**Exercise description:** Please write each record out again word for word.

Start of Information supplied

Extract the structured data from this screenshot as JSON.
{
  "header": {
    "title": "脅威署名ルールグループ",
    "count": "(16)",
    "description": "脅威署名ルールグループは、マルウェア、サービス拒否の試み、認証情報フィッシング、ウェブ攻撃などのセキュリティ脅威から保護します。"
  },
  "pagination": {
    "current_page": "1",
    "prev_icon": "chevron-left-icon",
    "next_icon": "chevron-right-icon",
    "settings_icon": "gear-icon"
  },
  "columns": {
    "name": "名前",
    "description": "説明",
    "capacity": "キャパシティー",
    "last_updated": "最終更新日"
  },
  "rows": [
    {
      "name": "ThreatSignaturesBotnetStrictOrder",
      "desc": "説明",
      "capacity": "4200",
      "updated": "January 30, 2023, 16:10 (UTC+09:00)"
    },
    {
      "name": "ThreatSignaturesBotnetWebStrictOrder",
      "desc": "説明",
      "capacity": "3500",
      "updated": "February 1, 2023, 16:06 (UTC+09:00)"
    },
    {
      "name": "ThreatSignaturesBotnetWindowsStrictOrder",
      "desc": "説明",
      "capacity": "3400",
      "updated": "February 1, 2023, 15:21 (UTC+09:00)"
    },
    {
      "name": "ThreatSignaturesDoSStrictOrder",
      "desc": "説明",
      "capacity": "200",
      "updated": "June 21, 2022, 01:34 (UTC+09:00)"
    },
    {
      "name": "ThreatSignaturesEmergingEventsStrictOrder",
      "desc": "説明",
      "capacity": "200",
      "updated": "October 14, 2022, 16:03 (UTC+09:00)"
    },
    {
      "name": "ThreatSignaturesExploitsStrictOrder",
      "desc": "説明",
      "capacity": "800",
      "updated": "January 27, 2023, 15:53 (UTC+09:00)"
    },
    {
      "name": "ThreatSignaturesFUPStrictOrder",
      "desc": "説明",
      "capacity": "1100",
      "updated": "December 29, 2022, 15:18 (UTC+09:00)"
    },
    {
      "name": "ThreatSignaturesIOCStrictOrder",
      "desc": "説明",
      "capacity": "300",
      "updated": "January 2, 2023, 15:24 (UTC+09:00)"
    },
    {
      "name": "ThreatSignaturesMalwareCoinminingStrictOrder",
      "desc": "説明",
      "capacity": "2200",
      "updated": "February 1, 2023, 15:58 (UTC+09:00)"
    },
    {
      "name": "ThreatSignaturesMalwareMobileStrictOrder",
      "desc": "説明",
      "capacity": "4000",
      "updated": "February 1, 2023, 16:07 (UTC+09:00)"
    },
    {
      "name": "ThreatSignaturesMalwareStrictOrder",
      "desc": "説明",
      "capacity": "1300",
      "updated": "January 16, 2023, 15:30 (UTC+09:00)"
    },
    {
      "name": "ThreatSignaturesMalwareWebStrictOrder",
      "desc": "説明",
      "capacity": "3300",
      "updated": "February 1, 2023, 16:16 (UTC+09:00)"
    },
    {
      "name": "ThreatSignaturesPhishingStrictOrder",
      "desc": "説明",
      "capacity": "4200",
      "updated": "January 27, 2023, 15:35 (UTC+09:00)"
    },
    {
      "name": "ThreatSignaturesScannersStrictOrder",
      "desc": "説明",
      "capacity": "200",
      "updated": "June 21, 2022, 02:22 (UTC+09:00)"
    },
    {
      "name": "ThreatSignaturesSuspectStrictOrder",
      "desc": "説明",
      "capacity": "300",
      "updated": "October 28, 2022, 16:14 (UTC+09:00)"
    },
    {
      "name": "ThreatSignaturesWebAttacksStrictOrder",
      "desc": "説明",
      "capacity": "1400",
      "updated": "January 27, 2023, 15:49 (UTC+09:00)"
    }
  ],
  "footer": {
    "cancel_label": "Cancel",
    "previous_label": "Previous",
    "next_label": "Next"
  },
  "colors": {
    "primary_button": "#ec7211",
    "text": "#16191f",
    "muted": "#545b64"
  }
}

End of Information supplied

**Result for this exercise:**
Extract the structured data from this screenshot as JSON.
{
  "header": {
    "title": "脅威署名ルールグループ",
    "count": "(16)",
    "description": "脅威署名ルールグループは、マルウェア、サービス拒否の試み、認証情報フィッシング、ウェブ攻撃などのセキュリティ脅威から保護します。"
  },
  "pagination": {
    "current_page": "1",
    "prev_icon": "chevron-left-icon",
    "next_icon": "chevron-right-icon",
    "settings_icon": "gear-icon"
  },
  "columns": {
    "name": "名前",
    "description": "説明",
    "capacity": "キャパシティー",
    "last_updated": "最終更新日"
  },
  "rows": [
    {
      "name": "ThreatSignaturesBotnetStrictOrder",
      "desc": "説明",
      "capacity": "4200",
      "updated": "January 30, 2023, 16:10 (UTC+09:00)"
    },
    {
      "name": "ThreatSignaturesBotnetWebStrictOrder",
      "desc": "説明",
      "capacity": "3500",
      "updated": "February 1, 2023, 16:06 (UTC+09:00)"
    },
    {
      "name": "ThreatSignaturesBotnetWindowsStrictOrder",
      "desc": "説明",
      "capacity": "3400",
      "updated": "February 1, 2023, 15:21 (UTC+09:00)"
    },
    {
      "name": "ThreatSignaturesDoSStrictOrder",
      "desc": "説明",
      "capacity": "200",
      "updated": "June 21, 2022, 01:34 (UTC+09:00)"
    },
    {
      "name": "ThreatSignaturesEmergingEventsStrictOrder",
      "desc": "説明",
      "capacity": "200",
      "updated": "October 14, 2022, 16:03 (UTC+09:00)"
    },
    {
      "name": "ThreatSignaturesExploitsStrictOrder",
      "desc": "説明",
      "capacity": "800",
      "updated": "January 27, 2023, 15:53 (UTC+09:00)"
    },
    {
      "name": "ThreatSignaturesFUPStrictOrder",
      "desc": "説明",
      "capacity": "1100",
      "updated": "December 29, 2022, 15:18 (UTC+09:00)"
    },
    {
      "name": "ThreatSignaturesIOCStrictOrder",
      "desc": "説明",
      "capacity": "300",
      "updated": "January 2, 2023, 15:24 (UTC+09:00)"
    },
    {
      "name": "ThreatSignaturesMalwareCoinminingStrictOrder",
      "desc": "説明",
      "capacity": "2200",
      "updated": "February 1, 2023, 15:58 (UTC+09:00)"
    },
    {
      "name": "ThreatSignaturesMalwareMobileStrictOrder",
      "desc": "説明",
      "capacity": "4000",
      "updated": "February 1, 2023, 16:07 (UTC+09:00)"
    },
    {
      "name": "ThreatSignaturesMalwareStrictOrder",
      "desc": "説明",
      "capacity": "1300",
      "updated": "January 16, 2023, 15:30 (UTC+09:00)"
    },
    {
      "name": "ThreatSignaturesMalwareWebStrictOrder",
      "desc": "説明",
      "capacity": "3300",
      "updated": "February 1, 2023, 16:16 (UTC+09:00)"
    },
    {
      "name": "ThreatSignaturesPhishingStrictOrder",
      "desc": "説明",
      "capacity": "4200",
      "updated": "January 27, 2023, 15:35 (UTC+09:00)"
    },
    {
      "name": "ThreatSignaturesScannersStrictOrder",
      "desc": "説明",
      "capacity": "200",
      "updated": "June 21, 2022, 02:22 (UTC+09:00)"
    },
    {
      "name": "ThreatSignaturesSuspectStrictOrder",
      "desc": "説明",
      "capacity": "300",
      "updated": "October 28, 2022, 16:14 (UTC+09:00)"
    },
    {
      "name": "ThreatSignaturesWebAttacksStrictOrder",
      "desc": "説明",
      "capacity": "1400",
      "updated": "January 27, 2023, 15:49 (UTC+09:00)"
    }
  ],
  "footer": {
    "cancel_label": "Cancel",
    "previous_label": "Previous",
    "next_label": "Next"
  },
  "colors": {
    "primary_button": "#ec7211",
    "text": "#16191f",
    "muted": "#545b64"
  }
}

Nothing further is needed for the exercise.